• WHAT THE TASK REQUIRES
Filter the lines below, copying only those with the string "first".

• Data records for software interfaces
::::::::::

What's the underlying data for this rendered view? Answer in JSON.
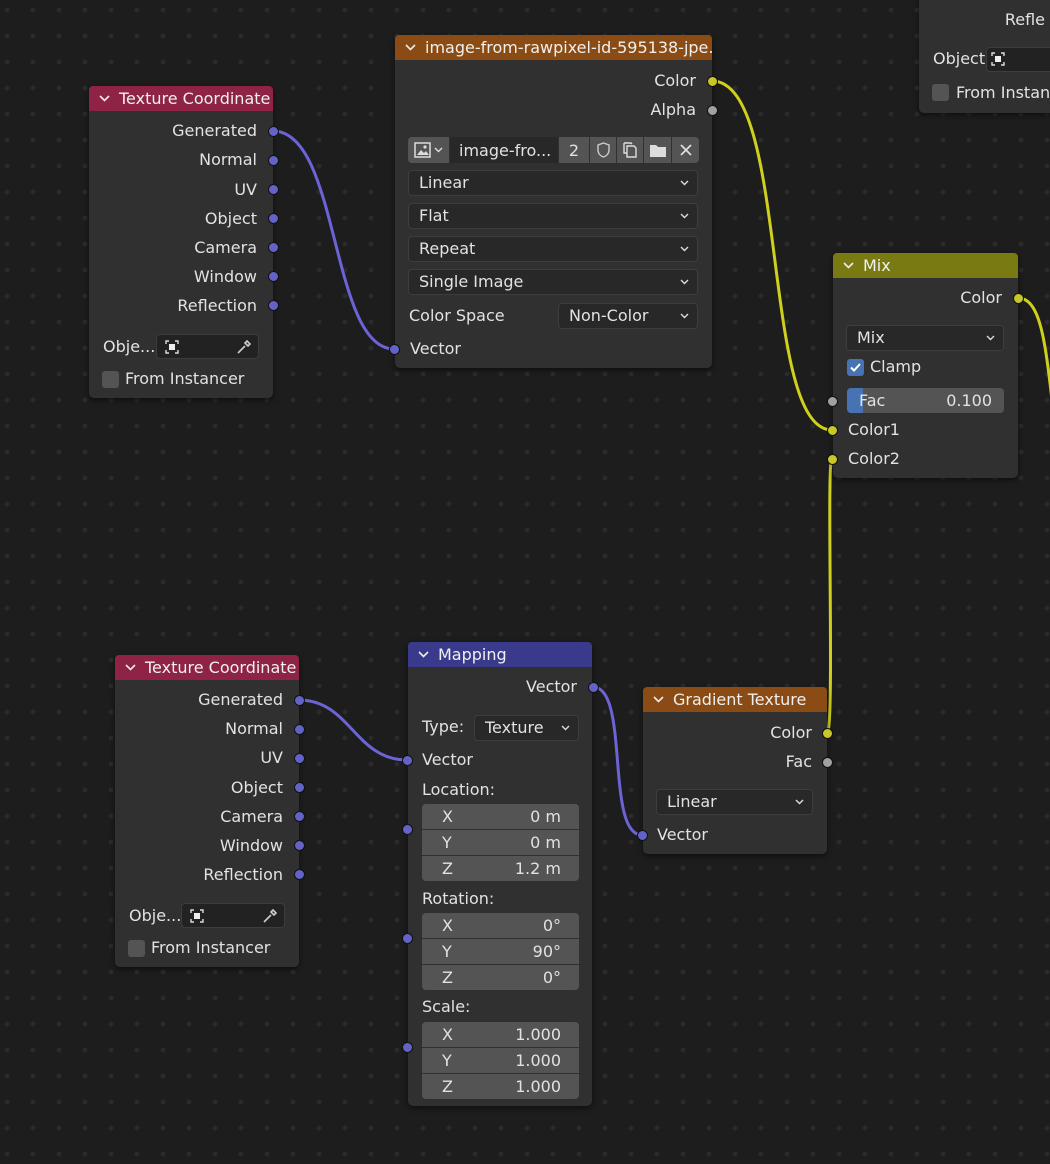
{
  "colors": {
    "background": "#1d1d1d",
    "node_body": "#303030",
    "texcoord_header": "#8e2345",
    "image_header": "#8a4c14",
    "mix_header": "#7a7a12",
    "mapping_header": "#3a3a8c",
    "gradient_header": "#8a4c14",
    "vector_socket": "#6363c7",
    "color_socket": "#c7c729",
    "float_socket": "#a1a1a1",
    "wire_vector": "#6b63d6",
    "wire_color": "#cfcf1e",
    "checkbox_on": "#4772b3"
  },
  "texcoord1": {
    "title": "Texture Coordinate",
    "outputs": [
      "Generated",
      "Normal",
      "UV",
      "Object",
      "Camera",
      "Window",
      "Reflection"
    ],
    "object_label": "Obje...",
    "from_instancer": "From Instancer"
  },
  "image_node": {
    "title": "image-from-rawpixel-id-595138-jpe...",
    "out_color": "Color",
    "out_alpha": "Alpha",
    "image_name": "image-fro...",
    "users": "2",
    "interpolation": "Linear",
    "projection": "Flat",
    "extension": "Repeat",
    "source": "Single Image",
    "colorspace_label": "Color Space",
    "colorspace_value": "Non-Color",
    "in_vector": "Vector"
  },
  "mix_node": {
    "title": "Mix",
    "out_color": "Color",
    "blend": "Mix",
    "clamp": "Clamp",
    "clamp_checked": true,
    "fac_label": "Fac",
    "fac_value": "0.100",
    "fac_fraction": 0.1,
    "color1": "Color1",
    "color2": "Color2"
  },
  "partial_node": {
    "reflection": "Refle",
    "object_label": "Object:",
    "from_instancer": "From Instanc"
  },
  "texcoord2": {
    "title": "Texture Coordinate",
    "outputs": [
      "Generated",
      "Normal",
      "UV",
      "Object",
      "Camera",
      "Window",
      "Reflection"
    ],
    "object_label": "Obje...",
    "from_instancer": "From Instancer"
  },
  "mapping": {
    "title": "Mapping",
    "out_vector": "Vector",
    "type_label": "Type:",
    "type_value": "Texture",
    "in_vector": "Vector",
    "location_label": "Location:",
    "location": [
      {
        "axis": "X",
        "value": "0 m"
      },
      {
        "axis": "Y",
        "value": "0 m"
      },
      {
        "axis": "Z",
        "value": "1.2 m"
      }
    ],
    "rotation_label": "Rotation:",
    "rotation": [
      {
        "axis": "X",
        "value": "0°"
      },
      {
        "axis": "Y",
        "value": "90°"
      },
      {
        "axis": "Z",
        "value": "0°"
      }
    ],
    "scale_label": "Scale:",
    "scale": [
      {
        "axis": "X",
        "value": "1.000"
      },
      {
        "axis": "Y",
        "value": "1.000"
      },
      {
        "axis": "Z",
        "value": "1.000"
      }
    ]
  },
  "gradient": {
    "title": "Gradient Texture",
    "out_color": "Color",
    "out_fac": "Fac",
    "type": "Linear",
    "in_vector": "Vector"
  }
}
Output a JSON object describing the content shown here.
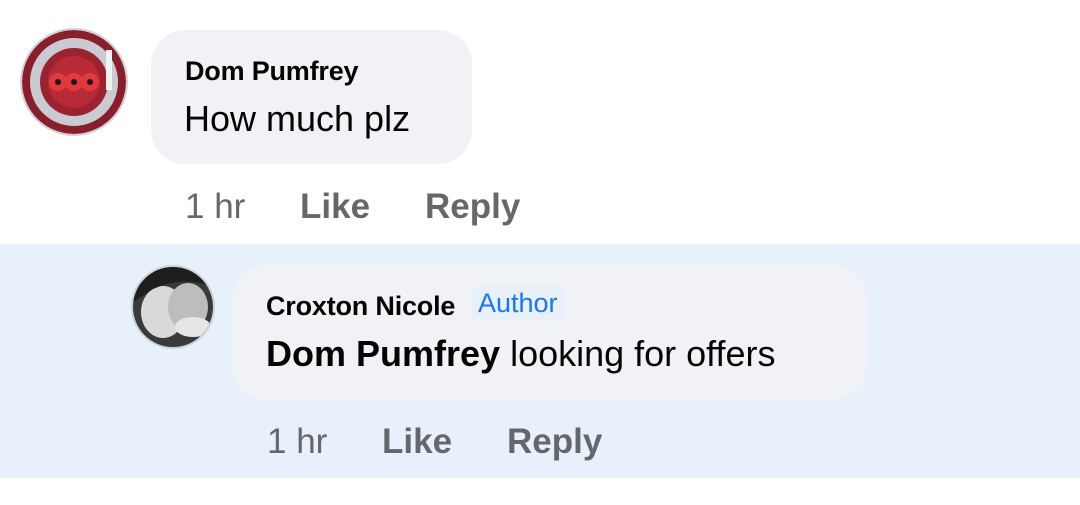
{
  "comments": [
    {
      "author": "Dom Pumfrey",
      "text": "How much plz",
      "time": "1 hr",
      "like_label": "Like",
      "reply_label": "Reply",
      "avatar_icon": "poppy-badge-avatar"
    },
    {
      "author": "Croxton Nicole",
      "badge": "Author",
      "mention": "Dom Pumfrey",
      "text": " looking for offers",
      "time": "1 hr",
      "like_label": "Like",
      "reply_label": "Reply",
      "avatar_icon": "profile-photo-avatar",
      "highlight_color": "#e7f0fb"
    }
  ]
}
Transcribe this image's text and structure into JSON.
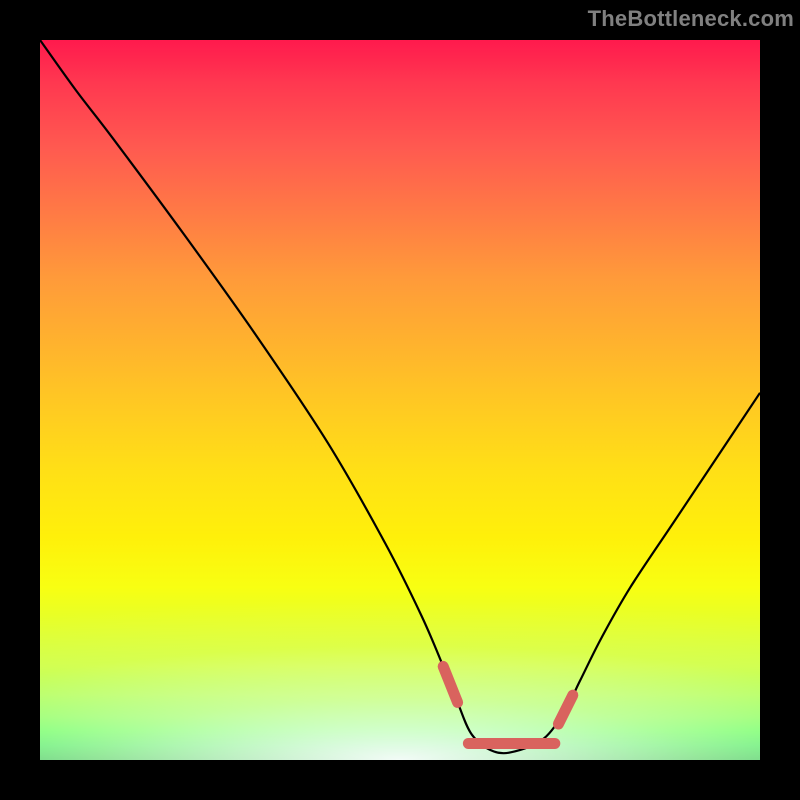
{
  "watermark": "TheBottleneck.com",
  "chart_data": {
    "type": "line",
    "title": "",
    "xlabel": "",
    "ylabel": "",
    "xlim": [
      0,
      100
    ],
    "ylim": [
      0,
      100
    ],
    "grid": false,
    "series": [
      {
        "name": "bottleneck-curve",
        "x": [
          0,
          5,
          10,
          20,
          30,
          40,
          48,
          53,
          56,
          58,
          60,
          63,
          66,
          70,
          73,
          75,
          78,
          82,
          88,
          94,
          100
        ],
        "values": [
          100,
          93,
          86.5,
          73,
          59,
          44,
          30,
          20,
          13,
          8,
          3.5,
          1.2,
          1.2,
          3,
          7,
          11,
          17,
          24,
          33,
          42,
          51
        ]
      }
    ],
    "highlight": {
      "name": "optimal-range",
      "color": "#d9635e",
      "x_range": [
        56,
        73
      ],
      "segments": [
        {
          "x": [
            56,
            58
          ],
          "values": [
            13,
            8
          ]
        },
        {
          "x": [
            59.5,
            71.5
          ],
          "values": [
            2.3,
            2.3
          ]
        },
        {
          "x": [
            72,
            74
          ],
          "values": [
            5,
            9
          ]
        }
      ]
    }
  },
  "colors": {
    "curve": "#000000",
    "highlight": "#d9635e",
    "background_border": "#000000"
  }
}
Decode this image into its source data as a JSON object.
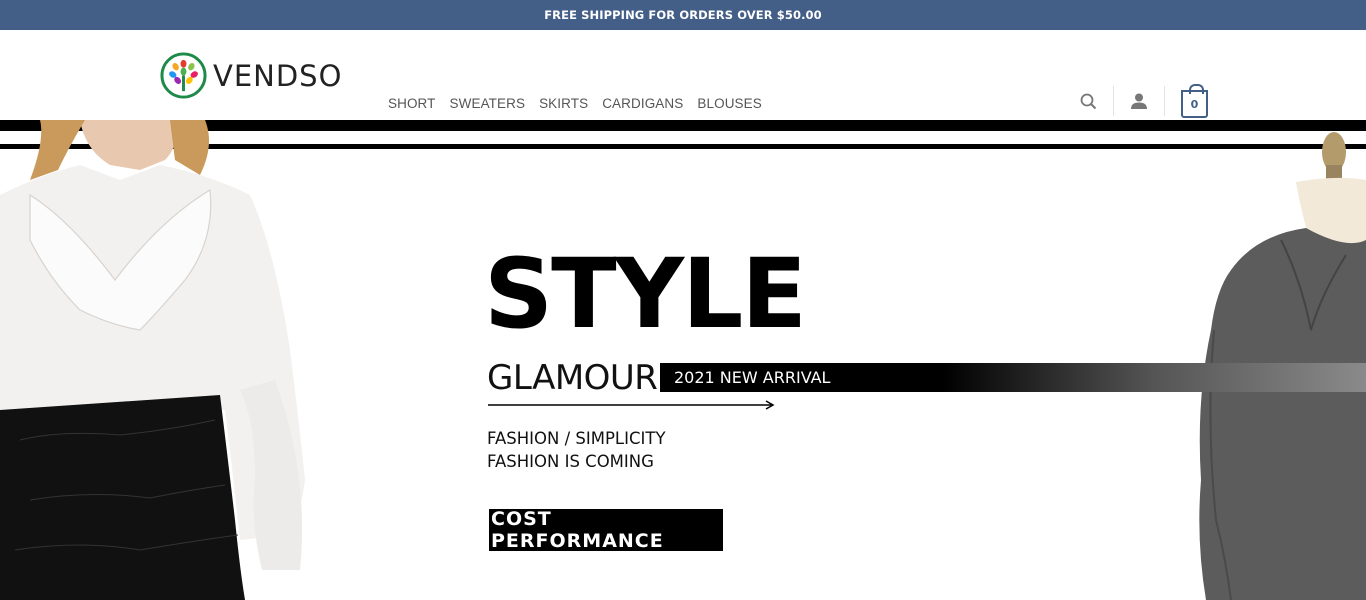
{
  "announcement": {
    "text": "FREE SHIPPING FOR ORDERS OVER $50.00"
  },
  "brand": {
    "name": "VENDSO"
  },
  "nav": {
    "items": [
      {
        "label": "SHORT"
      },
      {
        "label": "SWEATERS"
      },
      {
        "label": "SKIRTS"
      },
      {
        "label": "CARDIGANS"
      },
      {
        "label": "BLOUSES"
      }
    ]
  },
  "header_icons": {
    "search": "search-icon",
    "account": "user-icon",
    "cart": "cart-icon"
  },
  "cart": {
    "count": "0"
  },
  "hero": {
    "title": "STYLE",
    "subtitle": "GLAMOUR",
    "badge": "2021 NEW ARRIVAL",
    "line1": "FASHION / SIMPLICITY",
    "line2": "FASHION IS COMING",
    "cta": "COST PERFORMANCE"
  },
  "colors": {
    "accent": "#435f88",
    "text": "#555555",
    "hero_black": "#000000"
  }
}
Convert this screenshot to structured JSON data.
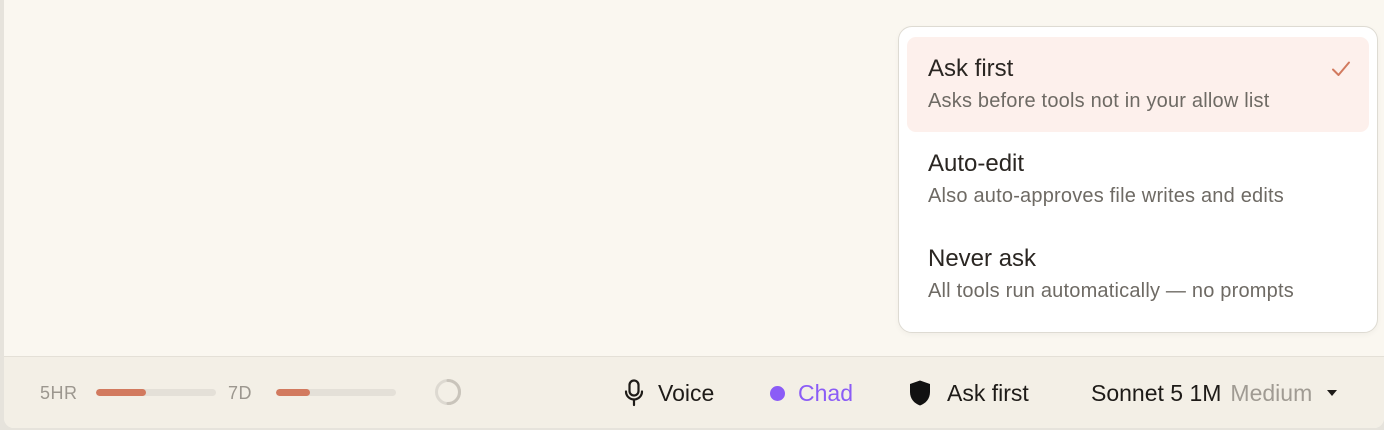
{
  "permission_menu": {
    "options": [
      {
        "title": "Ask first",
        "description": "Asks before tools not in your allow list",
        "selected": true
      },
      {
        "title": "Auto-edit",
        "description": "Also auto-approves file writes and edits",
        "selected": false
      },
      {
        "title": "Never ask",
        "description": "All tools run automatically — no prompts",
        "selected": false
      }
    ]
  },
  "status_bar": {
    "usage_5hr": {
      "label": "5HR",
      "fraction": 0.42
    },
    "usage_7d": {
      "label": "7D",
      "fraction": 0.28
    },
    "voice_label": "Voice",
    "agent_label": "Chad",
    "permission_label": "Ask first",
    "model_name": "Sonnet 5 1M",
    "model_effort": "Medium"
  },
  "colors": {
    "accent": "#d27a5f",
    "agent": "#8b5cf6",
    "selected_bg": "#fdf0ec"
  },
  "icons": {
    "check": "checkmark-icon",
    "voice": "microphone-icon",
    "permission": "shield-icon",
    "model": "caret-down-icon",
    "loading": "spinner-icon"
  }
}
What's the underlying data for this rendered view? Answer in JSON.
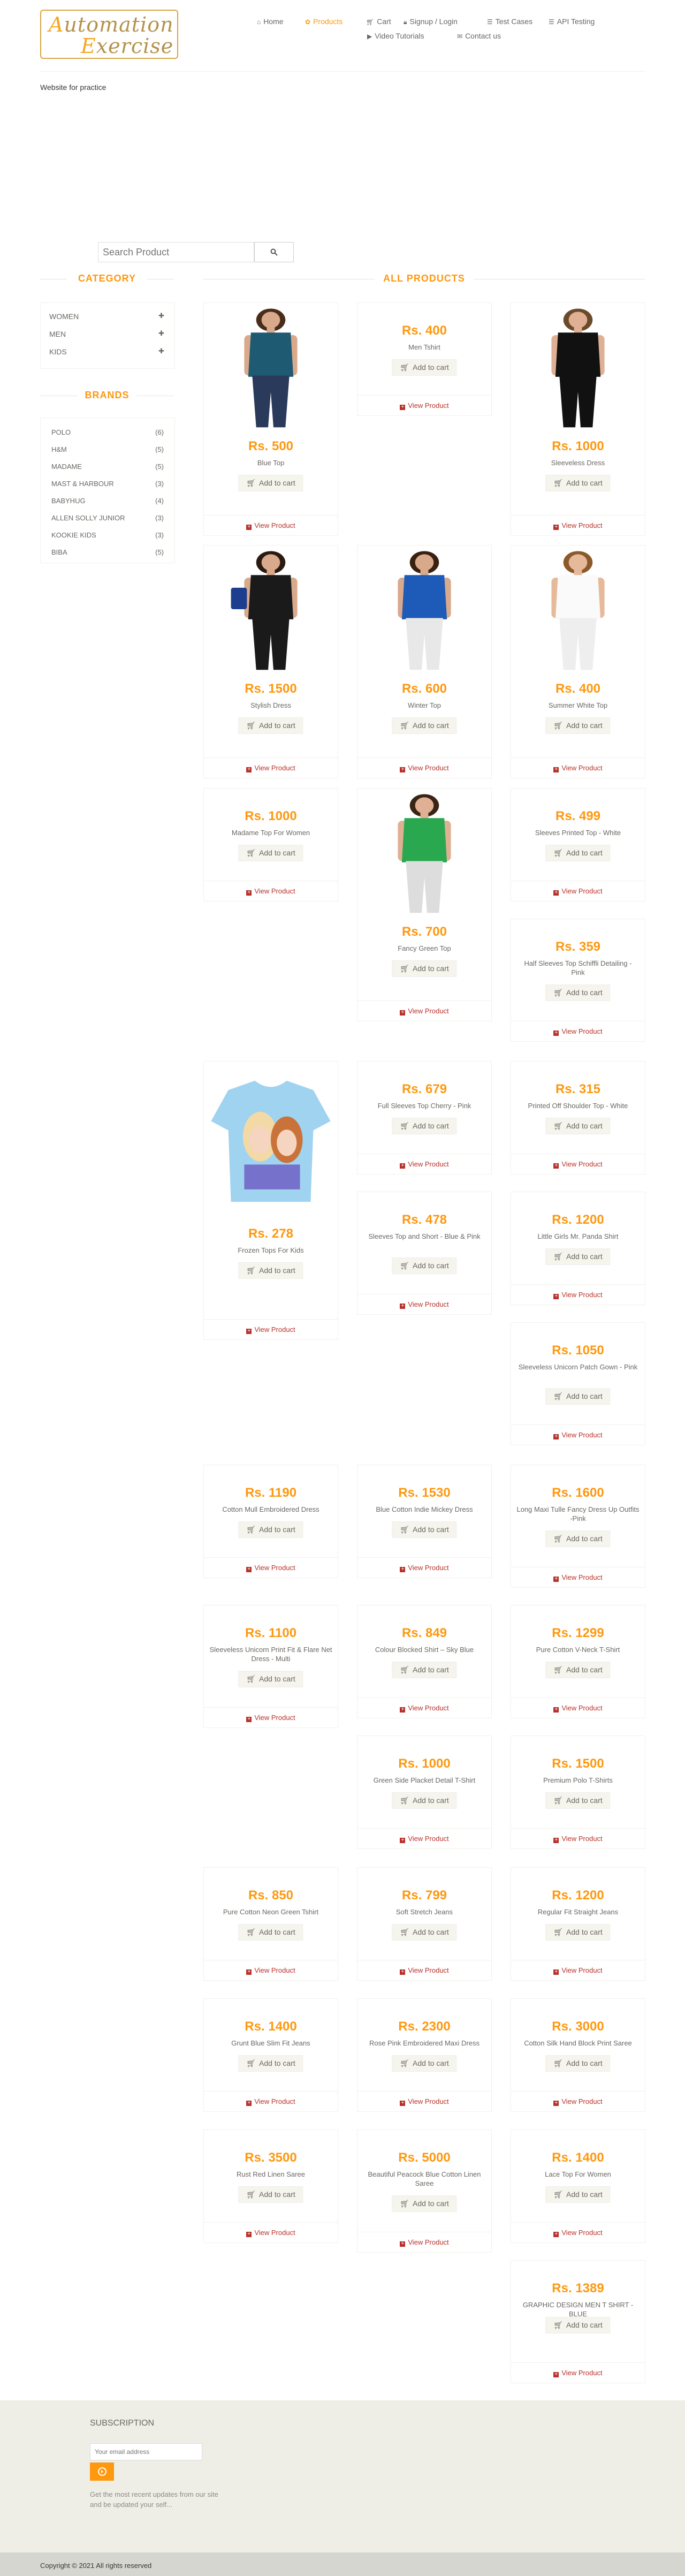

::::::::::

• SOLUTION TO THIS TASK
        "title": "Ask first",
    "permission_label": "Ask first",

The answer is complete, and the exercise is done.